Abstract: When solving machine learning problems, there is currently little automated support for easily experimenting with alternative statistical models or solution strategies. This is because this activity often requires expertise from several different fields (e.g. statistics, optimization, linear algebra), and the level of formalism required for automation is much higher than for a human solving problems on paper. We present a system toward addressing these issues, which we achieve by (1) formalizing a type theory for probability and optimization, and (2) providing an interactive rewrite system for applying problem reformulation theorems. Automating solution strategies this way enables not only manual experimentation but also higher-level, automated activities, such as autotuning.

@inproceedings{bhat2010tism, author="Sooraj Bhat and Ashish Agarwal and Alexander Gray and Richard Vuduc", title="{Toward Interactive Statistical Modeling}", booktitle="{International Conference on Computational Science (ICCS): Workshop on Automated Program Generation for Computational Science}", year="2010" }
In preparation

A programming language for operationalizing the mathematics of statistics, based on integrated type theories for probability, optimization, and linear algebra.

A complete system for deriving algorithms and efficient code for machine learning.
Automating Mathematical Program Transformations
Ashish Agarwal, Sooraj Bhat, Alexander G. Gray, Ignacio E. Grossman
Practical Aspects of Declarative Languages (PADL) 2010

The first work represents the first type-theoretic formalization of optimization, and a demonstration of the consequent ability to automatically improve the formulations of optimization problems. [pdf]

Abstract: Mathematical programs (MPs) are a class of constrained optimization problems that include linear, mixed-integer, and disjunctive programs. Strategies for solving MPs rely heavily on various transformations between these subclasses, but most are not automated because MP theory does not presently treat programs as syntactic objects. In this work, we present the first syntactic definition of MP and of some widely used MP transformations, most notably the big-M and convex hull methods for converting disjunctive constraints. We use an embedded OCaml DSL on problems from chemical process engineering and operations research to compare our automated transformations to existing technology -- finding that no one technique is always best -- and also to manual reformulations -- finding that our mechanizations are comparable to human experts. This work enables higher-level solution strategies that can use these transformations as subroutines.

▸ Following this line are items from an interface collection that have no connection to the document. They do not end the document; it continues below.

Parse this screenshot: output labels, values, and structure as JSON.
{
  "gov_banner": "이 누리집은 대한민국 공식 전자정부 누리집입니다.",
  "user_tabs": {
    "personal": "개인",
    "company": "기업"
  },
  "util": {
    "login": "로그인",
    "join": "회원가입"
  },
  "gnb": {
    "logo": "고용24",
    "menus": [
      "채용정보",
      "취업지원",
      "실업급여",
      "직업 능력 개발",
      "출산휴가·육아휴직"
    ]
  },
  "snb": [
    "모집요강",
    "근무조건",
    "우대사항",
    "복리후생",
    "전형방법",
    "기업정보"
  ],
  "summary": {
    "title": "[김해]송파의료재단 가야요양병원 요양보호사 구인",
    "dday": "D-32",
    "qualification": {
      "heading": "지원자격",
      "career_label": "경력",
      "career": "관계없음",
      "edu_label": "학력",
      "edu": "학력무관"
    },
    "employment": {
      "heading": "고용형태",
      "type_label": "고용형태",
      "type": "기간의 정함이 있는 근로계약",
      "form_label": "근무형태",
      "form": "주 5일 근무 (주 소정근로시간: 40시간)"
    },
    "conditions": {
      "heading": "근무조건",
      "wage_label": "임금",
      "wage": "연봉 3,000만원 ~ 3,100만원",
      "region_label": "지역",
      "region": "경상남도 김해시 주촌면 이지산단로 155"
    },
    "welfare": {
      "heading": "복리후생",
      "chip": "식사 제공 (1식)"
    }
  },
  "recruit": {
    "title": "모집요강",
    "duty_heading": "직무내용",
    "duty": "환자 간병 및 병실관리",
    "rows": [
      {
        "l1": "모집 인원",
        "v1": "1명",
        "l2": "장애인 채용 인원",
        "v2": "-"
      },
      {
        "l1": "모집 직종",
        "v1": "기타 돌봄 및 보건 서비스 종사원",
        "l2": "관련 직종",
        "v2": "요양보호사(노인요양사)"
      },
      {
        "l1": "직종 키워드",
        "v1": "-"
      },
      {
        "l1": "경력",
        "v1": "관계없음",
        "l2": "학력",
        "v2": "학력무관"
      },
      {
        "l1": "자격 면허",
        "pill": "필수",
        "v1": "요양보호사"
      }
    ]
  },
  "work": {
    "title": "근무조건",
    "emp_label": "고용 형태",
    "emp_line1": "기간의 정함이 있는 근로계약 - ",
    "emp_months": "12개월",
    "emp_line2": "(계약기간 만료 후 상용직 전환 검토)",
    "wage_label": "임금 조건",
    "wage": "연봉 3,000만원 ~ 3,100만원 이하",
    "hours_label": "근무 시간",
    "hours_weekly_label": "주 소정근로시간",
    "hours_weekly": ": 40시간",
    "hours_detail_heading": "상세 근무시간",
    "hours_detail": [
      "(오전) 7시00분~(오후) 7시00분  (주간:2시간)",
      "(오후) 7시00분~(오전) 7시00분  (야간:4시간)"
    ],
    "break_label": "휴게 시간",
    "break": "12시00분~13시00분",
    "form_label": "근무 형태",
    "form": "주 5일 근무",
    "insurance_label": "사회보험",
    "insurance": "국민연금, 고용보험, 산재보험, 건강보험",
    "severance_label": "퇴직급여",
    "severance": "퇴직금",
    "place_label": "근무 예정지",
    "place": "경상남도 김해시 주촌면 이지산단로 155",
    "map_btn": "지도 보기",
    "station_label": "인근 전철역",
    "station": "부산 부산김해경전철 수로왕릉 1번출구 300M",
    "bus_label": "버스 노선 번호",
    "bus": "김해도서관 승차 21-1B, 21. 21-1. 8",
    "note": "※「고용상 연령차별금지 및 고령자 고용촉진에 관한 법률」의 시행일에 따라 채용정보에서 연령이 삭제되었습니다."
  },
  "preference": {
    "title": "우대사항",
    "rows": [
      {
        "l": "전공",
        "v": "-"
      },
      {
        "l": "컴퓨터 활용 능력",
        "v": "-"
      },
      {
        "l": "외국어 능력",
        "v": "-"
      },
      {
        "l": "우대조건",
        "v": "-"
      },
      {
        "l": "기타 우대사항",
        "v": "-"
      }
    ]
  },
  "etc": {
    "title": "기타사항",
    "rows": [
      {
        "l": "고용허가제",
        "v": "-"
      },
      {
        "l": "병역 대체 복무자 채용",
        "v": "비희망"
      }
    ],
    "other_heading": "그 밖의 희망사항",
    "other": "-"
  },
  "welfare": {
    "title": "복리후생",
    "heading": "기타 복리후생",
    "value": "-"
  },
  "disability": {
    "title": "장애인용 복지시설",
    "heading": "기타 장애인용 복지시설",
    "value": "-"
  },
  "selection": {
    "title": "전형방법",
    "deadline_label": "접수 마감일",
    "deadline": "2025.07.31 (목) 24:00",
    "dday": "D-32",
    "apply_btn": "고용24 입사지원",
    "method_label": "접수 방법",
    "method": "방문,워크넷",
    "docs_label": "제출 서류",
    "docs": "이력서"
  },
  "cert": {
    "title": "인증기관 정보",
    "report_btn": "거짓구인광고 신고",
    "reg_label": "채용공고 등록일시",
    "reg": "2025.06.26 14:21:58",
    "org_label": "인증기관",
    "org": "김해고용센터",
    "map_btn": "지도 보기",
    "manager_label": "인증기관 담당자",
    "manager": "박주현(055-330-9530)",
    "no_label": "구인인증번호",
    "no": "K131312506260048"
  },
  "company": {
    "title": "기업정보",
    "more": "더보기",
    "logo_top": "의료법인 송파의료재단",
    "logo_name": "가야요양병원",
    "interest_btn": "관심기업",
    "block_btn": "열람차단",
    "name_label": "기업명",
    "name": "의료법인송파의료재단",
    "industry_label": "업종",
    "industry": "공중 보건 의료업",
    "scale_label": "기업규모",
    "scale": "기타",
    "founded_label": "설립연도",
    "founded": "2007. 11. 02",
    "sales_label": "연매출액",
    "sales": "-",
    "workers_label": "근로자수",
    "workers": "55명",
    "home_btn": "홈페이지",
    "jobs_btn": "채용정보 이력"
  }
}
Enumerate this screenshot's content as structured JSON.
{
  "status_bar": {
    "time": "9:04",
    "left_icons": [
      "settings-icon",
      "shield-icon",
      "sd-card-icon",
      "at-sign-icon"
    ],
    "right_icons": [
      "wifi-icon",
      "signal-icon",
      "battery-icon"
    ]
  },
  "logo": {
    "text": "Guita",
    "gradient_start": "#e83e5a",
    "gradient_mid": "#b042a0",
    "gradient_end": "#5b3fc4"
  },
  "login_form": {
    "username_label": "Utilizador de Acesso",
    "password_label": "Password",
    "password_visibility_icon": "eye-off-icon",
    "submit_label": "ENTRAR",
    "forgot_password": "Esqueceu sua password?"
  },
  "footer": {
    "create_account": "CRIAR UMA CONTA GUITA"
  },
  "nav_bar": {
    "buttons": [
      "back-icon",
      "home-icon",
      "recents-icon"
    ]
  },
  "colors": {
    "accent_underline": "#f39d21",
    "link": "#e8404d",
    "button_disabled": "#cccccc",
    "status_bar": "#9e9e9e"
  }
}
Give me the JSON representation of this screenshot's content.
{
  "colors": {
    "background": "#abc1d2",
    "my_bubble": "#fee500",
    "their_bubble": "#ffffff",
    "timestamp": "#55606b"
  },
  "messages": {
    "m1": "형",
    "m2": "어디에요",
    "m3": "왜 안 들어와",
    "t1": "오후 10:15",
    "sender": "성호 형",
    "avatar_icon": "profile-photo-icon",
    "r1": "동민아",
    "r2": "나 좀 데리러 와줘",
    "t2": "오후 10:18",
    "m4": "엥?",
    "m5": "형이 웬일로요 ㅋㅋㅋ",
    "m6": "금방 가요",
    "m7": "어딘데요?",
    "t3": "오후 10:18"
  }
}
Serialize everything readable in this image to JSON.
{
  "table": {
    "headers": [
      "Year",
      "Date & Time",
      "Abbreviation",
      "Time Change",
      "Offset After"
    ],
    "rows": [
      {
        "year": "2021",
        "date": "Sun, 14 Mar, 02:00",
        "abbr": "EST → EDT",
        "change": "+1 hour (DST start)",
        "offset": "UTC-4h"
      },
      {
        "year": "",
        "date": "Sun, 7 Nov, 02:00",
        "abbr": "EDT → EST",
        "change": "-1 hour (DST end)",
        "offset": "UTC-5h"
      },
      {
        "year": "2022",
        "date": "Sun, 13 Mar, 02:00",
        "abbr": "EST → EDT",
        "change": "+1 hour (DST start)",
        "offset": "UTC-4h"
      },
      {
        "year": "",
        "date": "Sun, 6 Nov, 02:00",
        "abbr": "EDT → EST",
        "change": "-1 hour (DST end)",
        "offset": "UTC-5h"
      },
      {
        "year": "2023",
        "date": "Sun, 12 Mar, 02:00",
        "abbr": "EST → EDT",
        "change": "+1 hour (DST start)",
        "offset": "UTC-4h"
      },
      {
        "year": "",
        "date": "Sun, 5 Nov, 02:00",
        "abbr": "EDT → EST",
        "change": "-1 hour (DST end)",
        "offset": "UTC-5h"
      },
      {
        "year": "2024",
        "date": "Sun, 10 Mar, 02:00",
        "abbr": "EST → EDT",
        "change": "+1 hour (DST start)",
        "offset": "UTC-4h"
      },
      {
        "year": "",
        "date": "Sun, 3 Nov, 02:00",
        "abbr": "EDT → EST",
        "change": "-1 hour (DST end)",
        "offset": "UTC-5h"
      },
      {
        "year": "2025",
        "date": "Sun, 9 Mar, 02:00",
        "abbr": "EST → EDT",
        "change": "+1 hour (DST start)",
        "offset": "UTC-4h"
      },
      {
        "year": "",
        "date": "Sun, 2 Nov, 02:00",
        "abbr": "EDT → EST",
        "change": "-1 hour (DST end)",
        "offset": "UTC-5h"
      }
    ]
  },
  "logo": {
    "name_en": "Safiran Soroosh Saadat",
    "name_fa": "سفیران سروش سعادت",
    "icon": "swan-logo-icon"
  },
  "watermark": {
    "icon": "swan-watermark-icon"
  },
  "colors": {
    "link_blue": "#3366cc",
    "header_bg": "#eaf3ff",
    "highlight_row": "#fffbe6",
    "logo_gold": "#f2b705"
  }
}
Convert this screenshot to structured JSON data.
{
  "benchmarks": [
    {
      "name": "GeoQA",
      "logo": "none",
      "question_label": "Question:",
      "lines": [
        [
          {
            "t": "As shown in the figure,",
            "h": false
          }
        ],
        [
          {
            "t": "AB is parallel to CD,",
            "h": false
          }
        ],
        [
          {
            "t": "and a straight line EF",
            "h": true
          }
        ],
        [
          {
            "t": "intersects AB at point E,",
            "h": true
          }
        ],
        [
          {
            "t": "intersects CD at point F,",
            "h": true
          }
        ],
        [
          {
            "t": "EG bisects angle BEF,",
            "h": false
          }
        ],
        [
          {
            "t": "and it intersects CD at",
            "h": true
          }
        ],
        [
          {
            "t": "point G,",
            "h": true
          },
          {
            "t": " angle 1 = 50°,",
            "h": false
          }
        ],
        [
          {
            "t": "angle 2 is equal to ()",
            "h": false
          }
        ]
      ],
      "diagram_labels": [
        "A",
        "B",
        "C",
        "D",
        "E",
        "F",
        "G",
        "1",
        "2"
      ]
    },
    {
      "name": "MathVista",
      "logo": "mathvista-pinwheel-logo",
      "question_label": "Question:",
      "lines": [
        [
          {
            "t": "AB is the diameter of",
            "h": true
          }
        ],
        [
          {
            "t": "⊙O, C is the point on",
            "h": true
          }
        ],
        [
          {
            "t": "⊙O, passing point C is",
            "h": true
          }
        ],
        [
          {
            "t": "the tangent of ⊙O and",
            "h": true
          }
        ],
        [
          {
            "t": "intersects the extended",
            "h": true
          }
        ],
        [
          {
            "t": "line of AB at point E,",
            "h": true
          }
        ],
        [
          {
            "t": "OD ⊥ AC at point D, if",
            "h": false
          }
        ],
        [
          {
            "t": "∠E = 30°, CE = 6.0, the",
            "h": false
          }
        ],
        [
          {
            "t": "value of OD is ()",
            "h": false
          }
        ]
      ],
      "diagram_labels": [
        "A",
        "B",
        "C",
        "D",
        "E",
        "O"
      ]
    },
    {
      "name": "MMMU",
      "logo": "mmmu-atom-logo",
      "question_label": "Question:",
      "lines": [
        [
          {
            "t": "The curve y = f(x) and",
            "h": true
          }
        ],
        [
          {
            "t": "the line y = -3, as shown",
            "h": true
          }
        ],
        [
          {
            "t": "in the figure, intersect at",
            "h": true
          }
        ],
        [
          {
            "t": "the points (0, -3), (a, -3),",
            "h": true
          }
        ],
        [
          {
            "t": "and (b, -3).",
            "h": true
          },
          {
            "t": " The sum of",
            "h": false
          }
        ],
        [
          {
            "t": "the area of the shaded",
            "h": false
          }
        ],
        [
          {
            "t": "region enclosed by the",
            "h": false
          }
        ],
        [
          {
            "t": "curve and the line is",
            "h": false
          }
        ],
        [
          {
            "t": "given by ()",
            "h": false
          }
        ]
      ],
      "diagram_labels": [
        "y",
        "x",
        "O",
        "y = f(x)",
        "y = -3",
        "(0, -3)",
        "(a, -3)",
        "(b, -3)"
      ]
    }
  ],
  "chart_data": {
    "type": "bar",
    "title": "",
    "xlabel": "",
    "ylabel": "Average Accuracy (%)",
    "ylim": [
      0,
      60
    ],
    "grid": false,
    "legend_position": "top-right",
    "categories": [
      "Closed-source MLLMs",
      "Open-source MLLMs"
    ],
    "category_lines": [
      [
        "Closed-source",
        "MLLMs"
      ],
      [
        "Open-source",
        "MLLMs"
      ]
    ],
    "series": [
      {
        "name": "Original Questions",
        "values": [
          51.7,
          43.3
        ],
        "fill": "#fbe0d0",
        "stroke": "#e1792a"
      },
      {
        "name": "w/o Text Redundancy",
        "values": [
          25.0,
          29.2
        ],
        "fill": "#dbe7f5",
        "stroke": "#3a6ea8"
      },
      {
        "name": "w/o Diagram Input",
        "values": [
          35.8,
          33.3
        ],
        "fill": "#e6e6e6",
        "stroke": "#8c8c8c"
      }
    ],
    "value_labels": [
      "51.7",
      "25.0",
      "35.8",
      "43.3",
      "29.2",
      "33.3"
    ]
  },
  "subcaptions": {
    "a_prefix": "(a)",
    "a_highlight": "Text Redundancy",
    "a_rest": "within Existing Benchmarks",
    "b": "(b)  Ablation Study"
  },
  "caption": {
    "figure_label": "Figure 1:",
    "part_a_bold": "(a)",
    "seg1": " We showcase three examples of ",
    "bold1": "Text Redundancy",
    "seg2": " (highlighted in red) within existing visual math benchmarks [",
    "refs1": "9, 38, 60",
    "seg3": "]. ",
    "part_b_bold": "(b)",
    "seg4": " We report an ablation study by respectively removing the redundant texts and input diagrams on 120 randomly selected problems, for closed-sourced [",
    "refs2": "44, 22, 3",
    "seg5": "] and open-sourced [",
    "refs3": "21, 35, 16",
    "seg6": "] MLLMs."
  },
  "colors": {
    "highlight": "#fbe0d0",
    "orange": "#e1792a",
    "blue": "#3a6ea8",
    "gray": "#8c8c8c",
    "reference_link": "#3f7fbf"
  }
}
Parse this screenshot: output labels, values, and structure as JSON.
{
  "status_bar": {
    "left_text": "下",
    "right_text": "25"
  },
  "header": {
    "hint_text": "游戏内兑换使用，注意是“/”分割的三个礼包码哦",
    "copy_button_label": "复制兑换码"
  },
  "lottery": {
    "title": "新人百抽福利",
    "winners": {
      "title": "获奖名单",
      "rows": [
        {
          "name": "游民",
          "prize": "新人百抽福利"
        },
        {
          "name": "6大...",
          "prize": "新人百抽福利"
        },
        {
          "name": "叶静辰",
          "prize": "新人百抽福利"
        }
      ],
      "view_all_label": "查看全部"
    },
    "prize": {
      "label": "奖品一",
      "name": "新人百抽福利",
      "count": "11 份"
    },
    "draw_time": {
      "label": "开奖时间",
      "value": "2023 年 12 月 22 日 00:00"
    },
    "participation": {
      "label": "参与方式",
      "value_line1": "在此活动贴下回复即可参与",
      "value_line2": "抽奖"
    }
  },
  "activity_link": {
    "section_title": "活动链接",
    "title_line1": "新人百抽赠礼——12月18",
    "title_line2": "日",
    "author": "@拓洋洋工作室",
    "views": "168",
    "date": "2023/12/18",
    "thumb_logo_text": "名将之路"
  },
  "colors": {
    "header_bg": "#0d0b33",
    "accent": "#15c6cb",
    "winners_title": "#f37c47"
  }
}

@Inproceedings{agarwal2010ampt, Author = "Ashish Agarwal and Sooraj Bhat and Alexander G. Gray and Ignacio E. Grossman", Title = "{Automating Mathematical Program Transformations}", Booktitle = "Practical Aspects of Declarative Languages (PADL)", Year = "2010" }
Automatic Derivation of Statistical Algorithms: The EM Family and Beyond
Alexander G. Gray, Bernd Fischer, Johann Schumann, and Wray Buntine
Neural Information Processing Systems (NIPS) 2002, appeared in 2003

A system which can, given a high-level specification of a statistical model, automatically derive EM algorithms and other optimizers for it, then generate efficient code for it. [pdf]

Abstract: Machine learning has reached a point where many probabilistic methods can be understood as variations, extensions and combinations of a much smaller set of abstract themes, e.g., as different instances of the EM algorithm. This enables the systematic derivation of algorithms customized for different models. Here, we describe the AUTOBAYES system which takes a high-level statistical model specification, uses powerful symbolic techniques based on schema-based program synthesis and computer algebra to derive an efficient specialized algorithm for learning that model, and generates executable code implementing that algorithm.

@Inproceedings{gray2003autobayes, Author = "Alexander G. Gray" # " and B. Fischer and J. Schumann and W. Buntine", Title = "{Automatic Derivation of Statistical Algorithms: The EM Family and Beyond}", booktitle = "Advances in " # "Neural Information Processing Systems (NIPS)" # " 15 (Dec 2002)", Year = "2003", editor = {Suzanna Becker and Sebastian Thrun and Klaus Obermayer}, publisher = {MIT Press} }